Summarizing the country’s autocrisis, a SIAM Report said, “The automakers are in a situation where their cost is more than revenue and in short term, de-growth may intensify further.” The loss of 3.50 lakh jobs in the industry and the sharp fall in the sales of passenger cars in July 2019 by almost 35% YoY, speaks volumes about the dire state that the sector is in.
A lot of factors are responsible for this including low demand due to lack of credit, introduction of BS-VI norms, reduction in rental costs of vehicles, overproduction of inventory by the automakers, being some prominent causes among others.
“They (Automakers) roll the dice sans any logic,” said Rajiv Bajaj in an interview. “The result is a matter of luck-by-chance. We don’t waste time or money on forecasts. We simply expand capacity once we’re close to full.”
Government initiatives have proven to help historically, and a similar intervention is expected of the current administration as well in the form of a GST rate cut and other measures to spur demand.
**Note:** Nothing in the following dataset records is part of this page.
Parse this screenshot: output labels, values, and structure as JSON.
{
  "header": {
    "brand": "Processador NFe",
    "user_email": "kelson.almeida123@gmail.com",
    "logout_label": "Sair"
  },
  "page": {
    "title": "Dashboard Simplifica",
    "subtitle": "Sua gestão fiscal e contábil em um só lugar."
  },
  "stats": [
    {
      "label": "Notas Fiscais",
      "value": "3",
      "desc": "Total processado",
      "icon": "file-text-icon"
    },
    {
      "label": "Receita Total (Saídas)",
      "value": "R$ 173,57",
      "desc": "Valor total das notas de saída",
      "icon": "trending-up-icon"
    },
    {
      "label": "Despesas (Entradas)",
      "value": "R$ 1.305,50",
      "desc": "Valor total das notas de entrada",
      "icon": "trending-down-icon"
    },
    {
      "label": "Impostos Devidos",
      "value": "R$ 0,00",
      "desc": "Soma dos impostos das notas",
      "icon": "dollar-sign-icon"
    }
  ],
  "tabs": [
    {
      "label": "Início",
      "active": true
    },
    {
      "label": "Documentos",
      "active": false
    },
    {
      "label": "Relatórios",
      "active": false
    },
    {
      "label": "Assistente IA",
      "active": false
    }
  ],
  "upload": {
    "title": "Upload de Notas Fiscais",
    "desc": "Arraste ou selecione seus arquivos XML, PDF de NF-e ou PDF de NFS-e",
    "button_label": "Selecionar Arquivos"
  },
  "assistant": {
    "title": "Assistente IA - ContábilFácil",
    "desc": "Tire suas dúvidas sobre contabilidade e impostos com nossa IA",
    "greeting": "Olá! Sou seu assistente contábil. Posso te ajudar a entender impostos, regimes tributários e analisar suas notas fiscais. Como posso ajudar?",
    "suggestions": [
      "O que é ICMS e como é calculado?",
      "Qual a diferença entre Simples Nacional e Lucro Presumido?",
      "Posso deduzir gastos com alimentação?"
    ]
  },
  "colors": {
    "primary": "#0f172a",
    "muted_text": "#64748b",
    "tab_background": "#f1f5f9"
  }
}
It remains to be seen if such a cut will materialize and if the auto sector will be able to shed their weights and emerge leaner from the crisis.